Our Inherent Capability for Evil
What took place on a peaceful Californian university campus nearly four decades ago still has the power to disturb. Eager to explore the way that “situation” can impact on behaviour, the young psychologist enrolled students to spend two weeks in a simulated jail environment, where they would randomly be assigned roles as either prisoners or guards.
Zimbardo’s volunteers were bright, liberal young men of good character, brimming with opposition to the Vietnam war and authority in general. All expressed a preference to be prisoners, a role they could relate to better. Yet within days the strong, rebellious “prisoners” had become depressed and hopeless. Two broke down emotionally, crushed by the behaviour of the “guards”, who had embraced their authoritarian roles in full, some becoming ever-more sadistic, others passively accepting the abuses taking place in front of them.
Transcripts of the experiment, published in Zimbardo’s book The Lucifer Effect: Understanding How Good People Turn Evil, record in terrifying detail the way reality slipped away from the participants. On the first day Sunday it is all self-conscious play-acting between college buddies. On Monday the prisoners start a rebellion, and the guards clamp down, using solitary confinement, sleep deprivation and intimidation. One refers to “these dangerous prisoners”. They have to be prevented from using physical force.
Control techniques become more creative and sadistic. The prisoners are forced to repeat their numbers over and over at roll call, and to sing them. They are woken repeatedly in the night. Their blankets are rolled in dirt and they are ordered painstakingly to pick them clean of burrs. They are harangued and pitted against one another, forced to humiliate each other, pulled in and out of solitary confinement.
On day four, a priest visits. Prisoner 819 is in tears, his hands shaking. Rather than question the experiment, the priest tells him, “You’re going to have to get less emotional.” Later, a guard leads the inmates in chanting “Prisoner 819 did a bad thing!” and blaming him for their poor conditions.
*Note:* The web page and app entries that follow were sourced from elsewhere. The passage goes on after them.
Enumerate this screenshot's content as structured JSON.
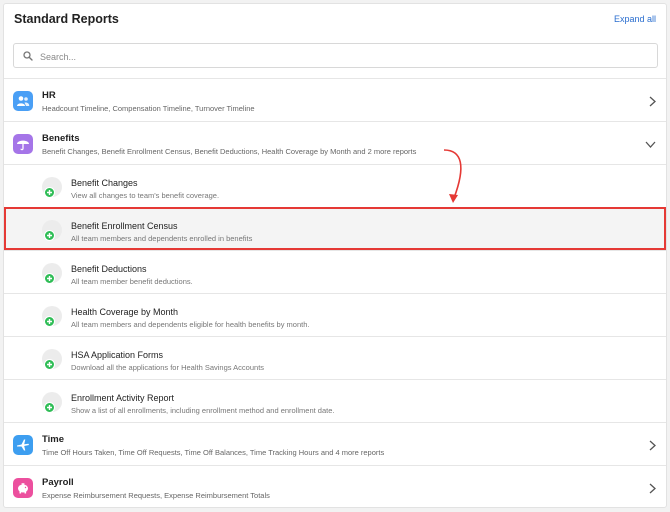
{
  "header": {
    "title": "Standard Reports",
    "expand_all": "Expand all"
  },
  "search": {
    "placeholder": "Search..."
  },
  "categories": {
    "hr": {
      "title": "HR",
      "subtitle": "Headcount Timeline, Compensation Timeline, Turnover Timeline",
      "color": "#4a9ff5",
      "icon": "people-icon"
    },
    "benefits": {
      "title": "Benefits",
      "subtitle": "Benefit Changes, Benefit Enrollment Census, Benefit Deductions, Health Coverage by Month and 2 more reports",
      "color": "#a575e8",
      "icon": "umbrella-icon"
    },
    "time": {
      "title": "Time",
      "subtitle": "Time Off Hours Taken, Time Off Requests, Time Off Balances, Time Tracking Hours and 4 more reports",
      "color": "#3d9ef0",
      "icon": "airplane-icon"
    },
    "payroll": {
      "title": "Payroll",
      "subtitle": "Expense Reimbursement Requests, Expense Reimbursement Totals",
      "color": "#ec4f9e",
      "icon": "piggy-bank-icon"
    }
  },
  "benefit_reports": [
    {
      "title": "Benefit Changes",
      "desc": "View all changes to team's benefit coverage."
    },
    {
      "title": "Benefit Enrollment Census",
      "desc": "All team members and dependents enrolled in benefits"
    },
    {
      "title": "Benefit Deductions",
      "desc": "All team member benefit deductions."
    },
    {
      "title": "Health Coverage by Month",
      "desc": "All team members and dependents eligible for health benefits by month."
    },
    {
      "title": "HSA Application Forms",
      "desc": "Download all the applications for Health Savings Accounts"
    },
    {
      "title": "Enrollment Activity Report",
      "desc": "Show a list of all enrollments, including enrollment method and enrollment date."
    }
  ],
  "colors": {
    "accent": "#2a6ecf",
    "highlight": "#e53935",
    "add_badge": "#2fbd56"
  }
}
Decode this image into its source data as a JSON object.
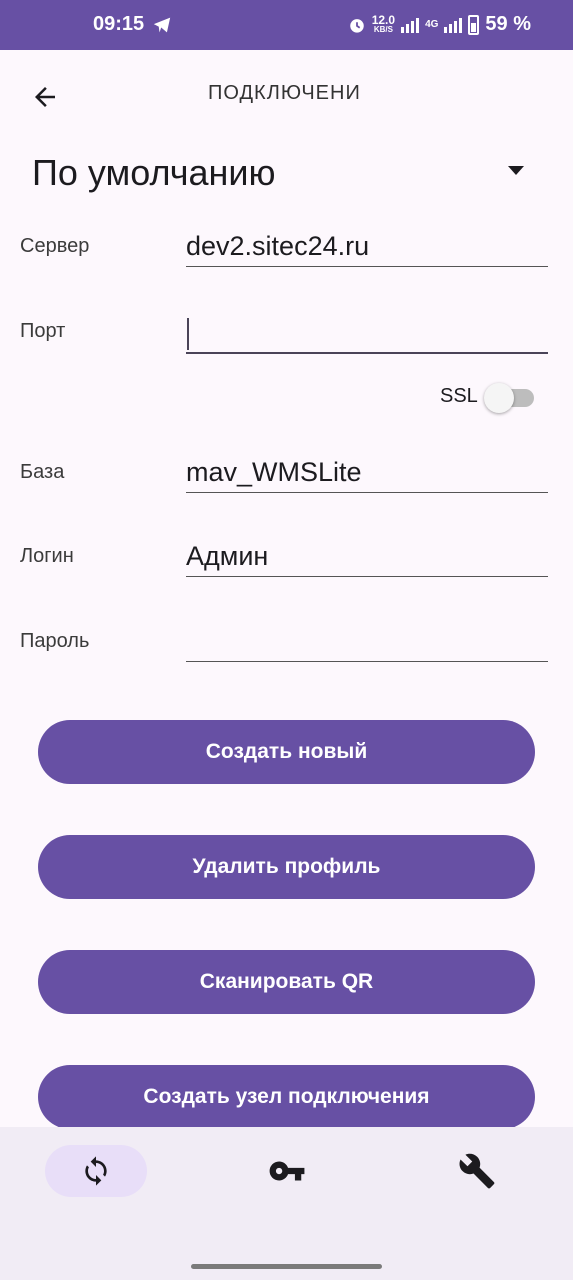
{
  "status_bar": {
    "time": "09:15",
    "net_speed_value": "12.0",
    "net_speed_unit": "KB/S",
    "network_type": "4G",
    "battery_percent": "59 %",
    "icons": [
      "telegram-icon",
      "alarm-icon",
      "signal-icon",
      "battery-icon"
    ]
  },
  "app_bar": {
    "title": "ПОДКЛЮЧЕНИ",
    "back_icon": "arrow-back-icon"
  },
  "profile": {
    "selected": "По умолчанию"
  },
  "form": {
    "server": {
      "label": "Сервер",
      "value": "dev2.sitec24.ru"
    },
    "port": {
      "label": "Порт",
      "value": ""
    },
    "ssl": {
      "label": "SSL",
      "checked": false
    },
    "database": {
      "label": "База",
      "value": "mav_WMSLite"
    },
    "login": {
      "label": "Логин",
      "value": "Админ"
    },
    "password": {
      "label": "Пароль",
      "value": ""
    }
  },
  "buttons": {
    "create_new": "Создать новый",
    "delete_profile": "Удалить профиль",
    "scan_qr": "Сканировать QR",
    "create_node": "Создать узел подключения"
  },
  "bottom_nav": {
    "items": [
      {
        "icon": "sync-icon",
        "active": true
      },
      {
        "icon": "key-icon",
        "active": false
      },
      {
        "icon": "wrench-icon",
        "active": false
      }
    ]
  },
  "colors": {
    "primary": "#6750a4",
    "background": "#fdf8fd",
    "nav_background": "#f1ecf5",
    "nav_active": "#e8def8"
  }
}
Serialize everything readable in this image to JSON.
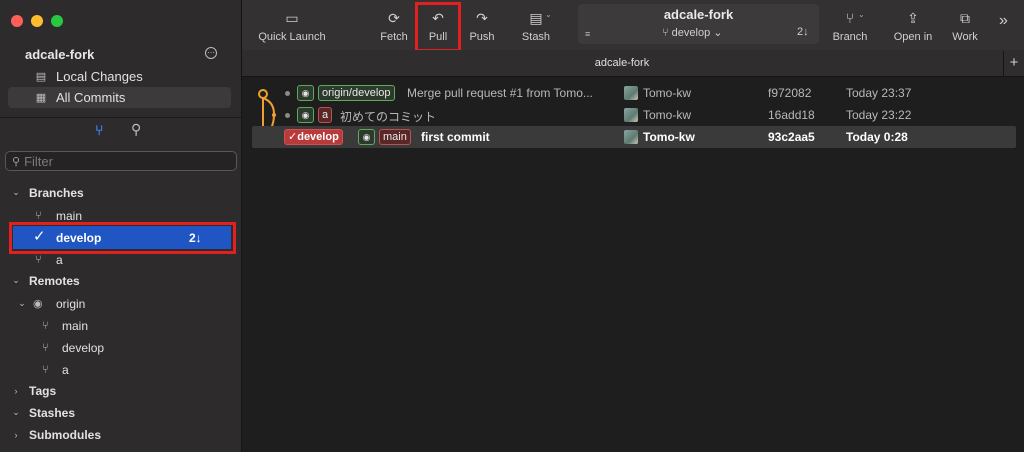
{
  "sidebar": {
    "repo_name": "adcale-fork",
    "nav": {
      "local_changes": "Local Changes",
      "all_commits": "All Commits"
    },
    "filter_placeholder": "Filter",
    "sections": {
      "branches": "Branches",
      "remotes": "Remotes",
      "tags": "Tags",
      "stashes": "Stashes",
      "submodules": "Submodules"
    },
    "branches": [
      {
        "name": "main"
      },
      {
        "name": "develop",
        "count": "2↓",
        "selected": true
      },
      {
        "name": "a"
      }
    ],
    "remote": {
      "name": "origin",
      "branches": [
        "main",
        "develop",
        "a"
      ]
    }
  },
  "toolbar": {
    "quick_launch": "Quick Launch",
    "fetch": "Fetch",
    "pull": "Pull",
    "push": "Push",
    "stash": "Stash",
    "branch": "Branch",
    "open_in": "Open in",
    "work": "Work",
    "repo": {
      "title": "adcale-fork",
      "branch": "develop",
      "count": "2↓"
    }
  },
  "tab": {
    "label": "adcale-fork"
  },
  "commits": [
    {
      "tags": [
        "origin/develop"
      ],
      "message": "Merge pull request #1 from Tomo...",
      "author": "Tomo-kw",
      "hash": "f972082",
      "date": "Today 23:37"
    },
    {
      "tags": [
        "a"
      ],
      "message": "初めてのコミット",
      "author": "Tomo-kw",
      "hash": "16add18",
      "date": "Today 23:22"
    },
    {
      "tags": [
        "develop",
        "main"
      ],
      "message": "first commit",
      "author": "Tomo-kw",
      "hash": "93c2aa5",
      "date": "Today 0:28",
      "selected": true
    }
  ],
  "colors": {
    "selection_blue": "#2055c4",
    "highlight_red": "#e22020",
    "graph_orange": "#f0a030"
  }
}
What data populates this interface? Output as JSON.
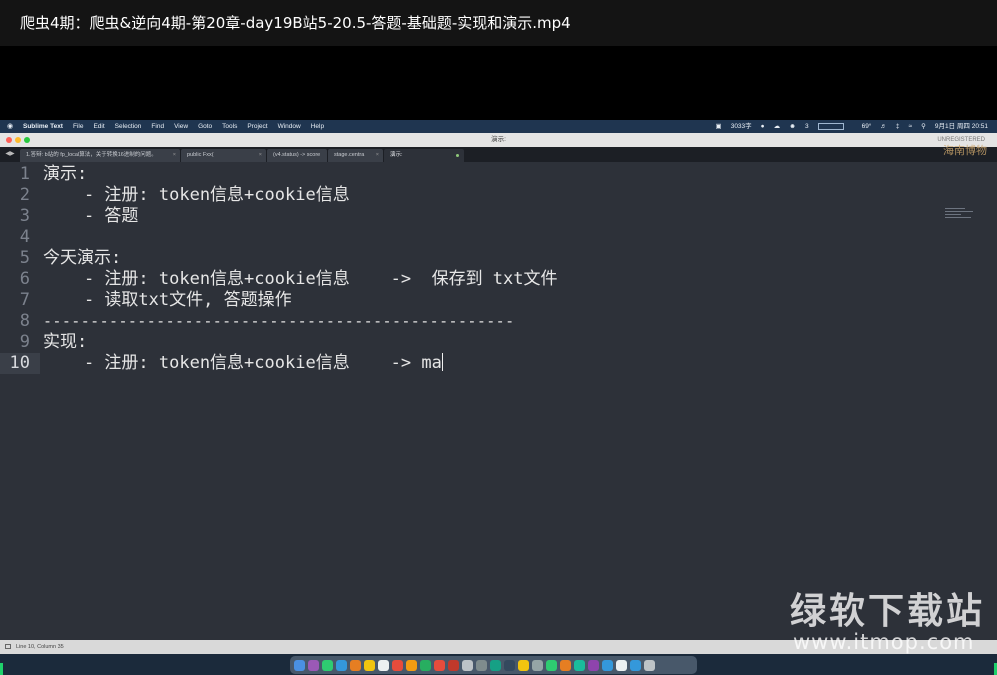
{
  "player": {
    "title": "爬虫4期：爬虫&逆向4期-第20章-day19B站5-20.5-答题-基础题-实现和演示.mp4"
  },
  "menubar": {
    "apple_icon": "apple-icon",
    "items": [
      "Sublime Text",
      "File",
      "Edit",
      "Selection",
      "Find",
      "View",
      "Goto",
      "Tools",
      "Project",
      "Window",
      "Help"
    ],
    "status": {
      "battery_text": "3033字",
      "count": "3",
      "temperature": "69°",
      "datetime": "9月1日 周四 20:51"
    }
  },
  "window": {
    "title": "演示:",
    "unregistered": "UNREGISTERED",
    "traffic_colors": [
      "#fe5f57",
      "#febc2e",
      "#28c840"
    ]
  },
  "tabs": [
    {
      "label": "1.答辩: b站的 fp_local算法，关于转换16进制的问题。",
      "active": false
    },
    {
      "label": "public Fxx(",
      "active": false
    },
    {
      "label": "(v4.status) -> score",
      "active": false
    },
    {
      "label": "stage.centra",
      "active": false
    },
    {
      "label": "演示:",
      "active": true
    }
  ],
  "watermark_small": "海南博物",
  "editor": {
    "lines": [
      {
        "num": "1",
        "text": "演示:"
      },
      {
        "num": "2",
        "text": "    - 注册: token信息+cookie信息"
      },
      {
        "num": "3",
        "text": "    - 答题"
      },
      {
        "num": "4",
        "text": ""
      },
      {
        "num": "5",
        "text": "今天演示:"
      },
      {
        "num": "6",
        "text": "    - 注册: token信息+cookie信息    ->  保存到 txt文件"
      },
      {
        "num": "7",
        "text": "    - 读取txt文件, 答题操作"
      },
      {
        "num": "8",
        "text": "--------------------------------------------------"
      },
      {
        "num": "9",
        "text": "实现:"
      },
      {
        "num": "10",
        "text": "    - 注册: token信息+cookie信息    -> ma"
      }
    ],
    "current_line": 10
  },
  "statusbar": {
    "position": "Line 10, Column 35"
  },
  "dock": {
    "colors": [
      "#4a90e2",
      "#9b59b6",
      "#2ecc71",
      "#3498db",
      "#e67e22",
      "#f1c40f",
      "#ecf0f1",
      "#e74c3c",
      "#f39c12",
      "#27ae60",
      "#e74c3c",
      "#c0392b",
      "#bdc3c7",
      "#7f8c8d",
      "#16a085",
      "#34495e",
      "#f1c40f",
      "#95a5a6",
      "#2ecc71",
      "#e67e22",
      "#1abc9c",
      "#8e44ad",
      "#3498db",
      "#ecf0f1",
      "#3498db",
      "#bdc3c7"
    ]
  },
  "site_watermark": {
    "name": "绿软下载站",
    "url": "www.itmop.com"
  }
}
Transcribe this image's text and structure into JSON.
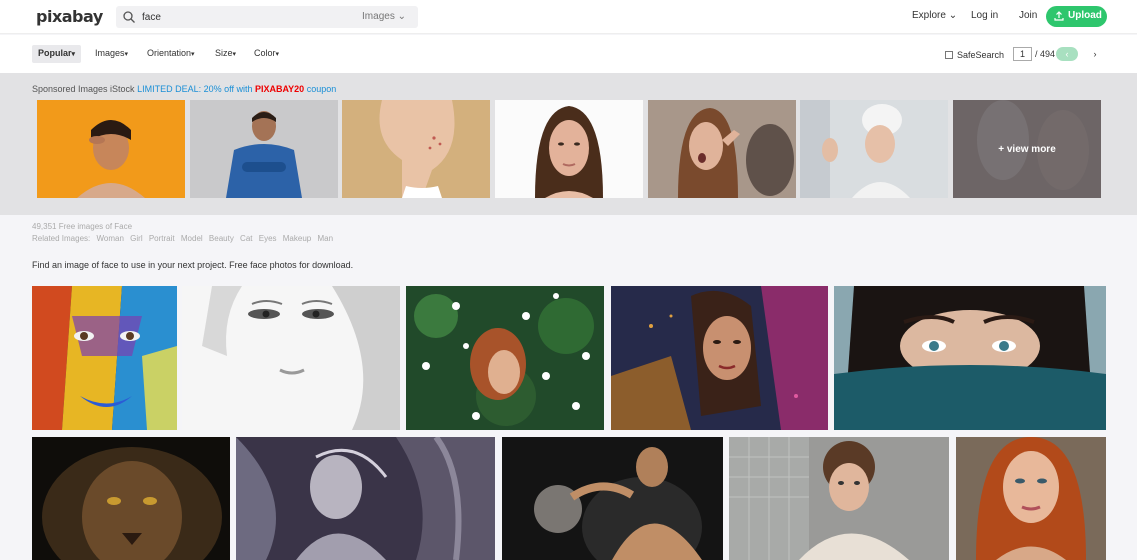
{
  "header": {
    "logo": "pixabay",
    "search_value": "face",
    "search_type": "Images",
    "nav": {
      "explore": "Explore",
      "login": "Log in",
      "join": "Join",
      "upload": "Upload"
    }
  },
  "filters": {
    "popular": "Popular",
    "images": "Images",
    "orientation": "Orientation",
    "size": "Size",
    "color": "Color",
    "safesearch": "SafeSearch",
    "page": "1",
    "total": "/ 494"
  },
  "sponsored": {
    "prefix": "Sponsored Images iStock",
    "deal": "LIMITED DEAL: 20% off with",
    "code": "PIXABAY20",
    "suffix": "coupon",
    "view_more": "+ view more"
  },
  "results": {
    "count": "49,351 Free images of Face",
    "related_label": "Related Images:",
    "related": [
      "Woman",
      "Girl",
      "Portrait",
      "Model",
      "Beauty",
      "Cat",
      "Eyes",
      "Makeup",
      "Man"
    ],
    "intro": "Find an image of face to use in your next project. Free face photos for download."
  },
  "colors": {
    "brand": "#2ec66d",
    "deal": "#1a8fd6",
    "code": "#ee0000"
  }
}
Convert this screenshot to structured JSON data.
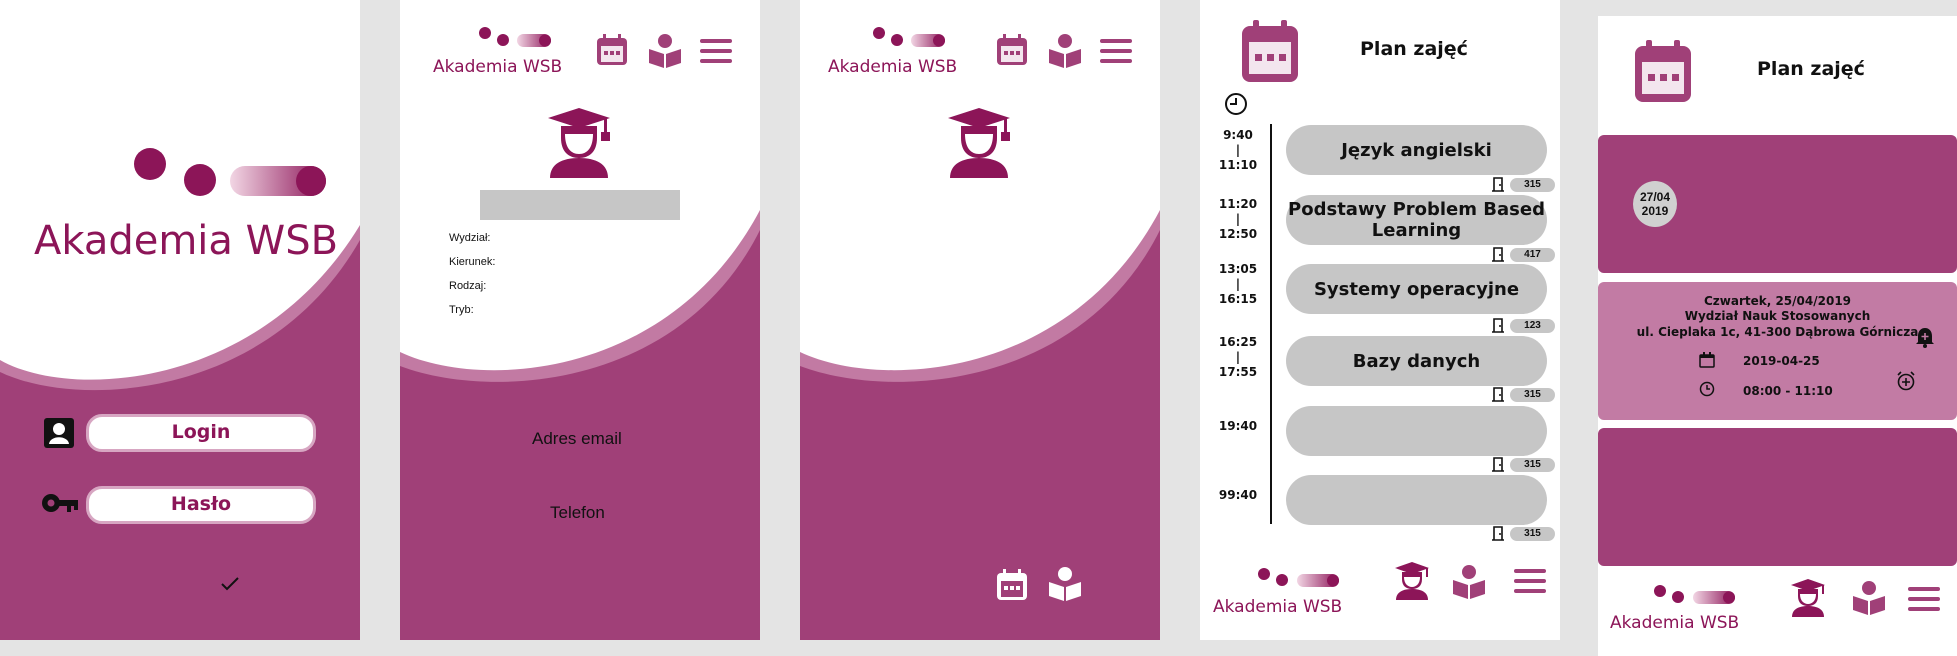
{
  "colors": {
    "brand": "#8c1558",
    "wave": "#a04078",
    "wave_light": "#c27aa3",
    "card_light": "#c27ba4",
    "slot_gray": "#c6c6c6"
  },
  "brand_name": "Akademia WSB",
  "login_screen": {
    "login_label": "Login",
    "password_label": "Hasło",
    "icons": [
      "user-icon",
      "key-icon",
      "check-icon"
    ]
  },
  "profile_screen": {
    "fields": [
      "Wydział:",
      "Kierunek:",
      "Rodzaj:",
      "Tryb:"
    ],
    "email_label": "Adres email",
    "phone_label": "Telefon"
  },
  "schedule_screen": {
    "title": "Plan zajęć",
    "slots": [
      {
        "start": "9:40",
        "end": "11:10",
        "subject": "Język angielski",
        "room": "315"
      },
      {
        "start": "11:20",
        "end": "12:50",
        "subject": "Podstawy Problem Based Learning",
        "room": "417"
      },
      {
        "start": "13:05",
        "end": "16:15",
        "subject": "Systemy operacyjne",
        "room": "123"
      },
      {
        "start": "16:25",
        "end": "17:55",
        "subject": "Bazy danych",
        "room": "315"
      },
      {
        "start": "19:40",
        "end": "",
        "subject": "",
        "room": "315"
      },
      {
        "start": "99:40",
        "end": "",
        "subject": "",
        "room": "315"
      }
    ]
  },
  "detail_screen": {
    "title": "Plan zajęć",
    "date_badge": "27/04\n2019",
    "day_line": "Czwartek, 25/04/2019",
    "faculty_line": "Wydział Nauk Stosowanych",
    "address_line": "ul. Cieplaka 1c, 41-300 Dąbrowa Górnicza",
    "date_value": "2019-04-25",
    "time_value": "08:00 - 11:10"
  }
}
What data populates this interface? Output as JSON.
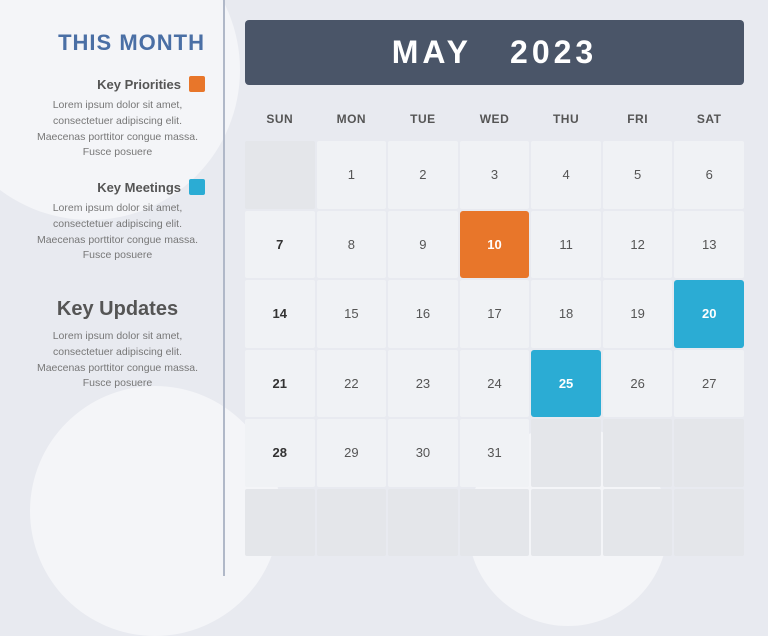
{
  "sidebar": {
    "title": "THIS MONTH",
    "priorities_label": "Key Priorities",
    "priorities_color": "orange",
    "priorities_text": "Lorem ipsum dolor sit amet, consectetuer adipiscing elit. Maecenas porttitor congue massa. Fusce posuere",
    "meetings_label": "Key Meetings",
    "meetings_color": "blue",
    "meetings_text": "Lorem ipsum dolor sit amet, consectetuer adipiscing elit. Maecenas porttitor congue massa. Fusce posuere",
    "updates_title": "Key Updates",
    "updates_text": "Lorem ipsum dolor sit amet, consectetuer adipiscing elit. Maecenas porttitor congue massa. Fusce posuere"
  },
  "calendar": {
    "header_month": "MAY",
    "header_year": "2023",
    "days_of_week": [
      "SUN",
      "MON",
      "TUE",
      "WED",
      "THU",
      "FRI",
      "SAT"
    ],
    "weeks": [
      [
        {
          "date": "",
          "type": "empty"
        },
        {
          "date": "1",
          "type": "normal"
        },
        {
          "date": "2",
          "type": "normal"
        },
        {
          "date": "3",
          "type": "normal"
        },
        {
          "date": "4",
          "type": "normal"
        },
        {
          "date": "5",
          "type": "normal"
        },
        {
          "date": "6",
          "type": "normal"
        }
      ],
      [
        {
          "date": "7",
          "type": "bold"
        },
        {
          "date": "8",
          "type": "normal"
        },
        {
          "date": "9",
          "type": "normal"
        },
        {
          "date": "10",
          "type": "highlight-orange"
        },
        {
          "date": "11",
          "type": "normal"
        },
        {
          "date": "12",
          "type": "normal"
        },
        {
          "date": "13",
          "type": "normal"
        }
      ],
      [
        {
          "date": "14",
          "type": "bold"
        },
        {
          "date": "15",
          "type": "normal"
        },
        {
          "date": "16",
          "type": "normal"
        },
        {
          "date": "17",
          "type": "normal"
        },
        {
          "date": "18",
          "type": "normal"
        },
        {
          "date": "19",
          "type": "normal"
        },
        {
          "date": "20",
          "type": "highlight-blue"
        }
      ],
      [
        {
          "date": "21",
          "type": "bold"
        },
        {
          "date": "22",
          "type": "normal"
        },
        {
          "date": "23",
          "type": "normal"
        },
        {
          "date": "24",
          "type": "normal"
        },
        {
          "date": "25",
          "type": "highlight-blue"
        },
        {
          "date": "26",
          "type": "normal"
        },
        {
          "date": "27",
          "type": "normal"
        }
      ],
      [
        {
          "date": "28",
          "type": "bold"
        },
        {
          "date": "29",
          "type": "normal"
        },
        {
          "date": "30",
          "type": "normal"
        },
        {
          "date": "31",
          "type": "normal"
        },
        {
          "date": "",
          "type": "empty"
        },
        {
          "date": "",
          "type": "empty"
        },
        {
          "date": "",
          "type": "empty"
        }
      ],
      [
        {
          "date": "",
          "type": "empty"
        },
        {
          "date": "",
          "type": "empty"
        },
        {
          "date": "",
          "type": "empty"
        },
        {
          "date": "",
          "type": "empty"
        },
        {
          "date": "",
          "type": "empty"
        },
        {
          "date": "",
          "type": "empty"
        },
        {
          "date": "",
          "type": "empty"
        }
      ]
    ]
  }
}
Zimbardo finds 819 covering his ears, “a quivering mess, hysterical”, and says it is time to go home. But 819 refuses to leave until he has proved to his fellow prisoners that he isn’t “bad”. “Listen carefully to me, you’re not 819,” says Zimbardo. “You are Stewart and my name is Dr Zimbardo. I am a psychologist not a prison superintendent, and this is not a real prison.”819 stops sobbing “and looks like a small child awakening from a nightmare”, according to Zimbardo. But it doesn’t seem to occur to him that things are going too far.
Guard Hellmann, leader of the night shift, plumbs new depths. He wakes up the prisoners to shout abuse in their faces. He forces them to play leapfrog dressed only in smocks, their genitals exposed. A new prisoner, 416, replaces 819, and brings fresh perspective. “I was terrified by each new shift of guards,” he says. “I knew by the first evening that I had done something foolish to volunteer for this study.”
The study is scheduled to run for two weeks. On the evening of Thursday, the fifth day, Zimbardo’s girlfriend, Christina Maslach, also a psychologist, comes to meet him for dinner. She is confronted by a line of prisoners en route to the lavatory, bags over their heads, chained together by the ankles. “What you’re doing to these boys is a terrible thing,” she tells Zimbardo. “Don’t you understand this is a crucible of human behaviour?” he asks. “We are seeing things no one has witnessed before in such a situation.” She tells him this has made her question their relationship, and the person he is.
Downstairs, Guard Hellmann is yelling at the prisoners. “See that hole in the ground? Now do 25 push-ups, fucking that hole. You hear me?” Three prisoners are forced to be “female camels”, bent over, their naked bottoms exposed. Others are told to “hump” them and they simulate sodomy. Zimbardo ends the experiment the following morning.
To read the transcripts or watch the footage is to follow a rapid and dramatic collapse of human decency, resilience and perspective. And so it should be, says Zimbardo. “Evil is a slippery slope,” he says. “Each day is a platform for the abuses of the next day. Each day is only slightly worse than the previous day. Once you don’t object to those first steps it is easy to say, ‘Well, it’s only a little worse then yesterday.’ And you become morally acclimatised to this kind of evil.”
EDITED TO ADD (5/13): The website is worth visiting, especially the section on resisting influence.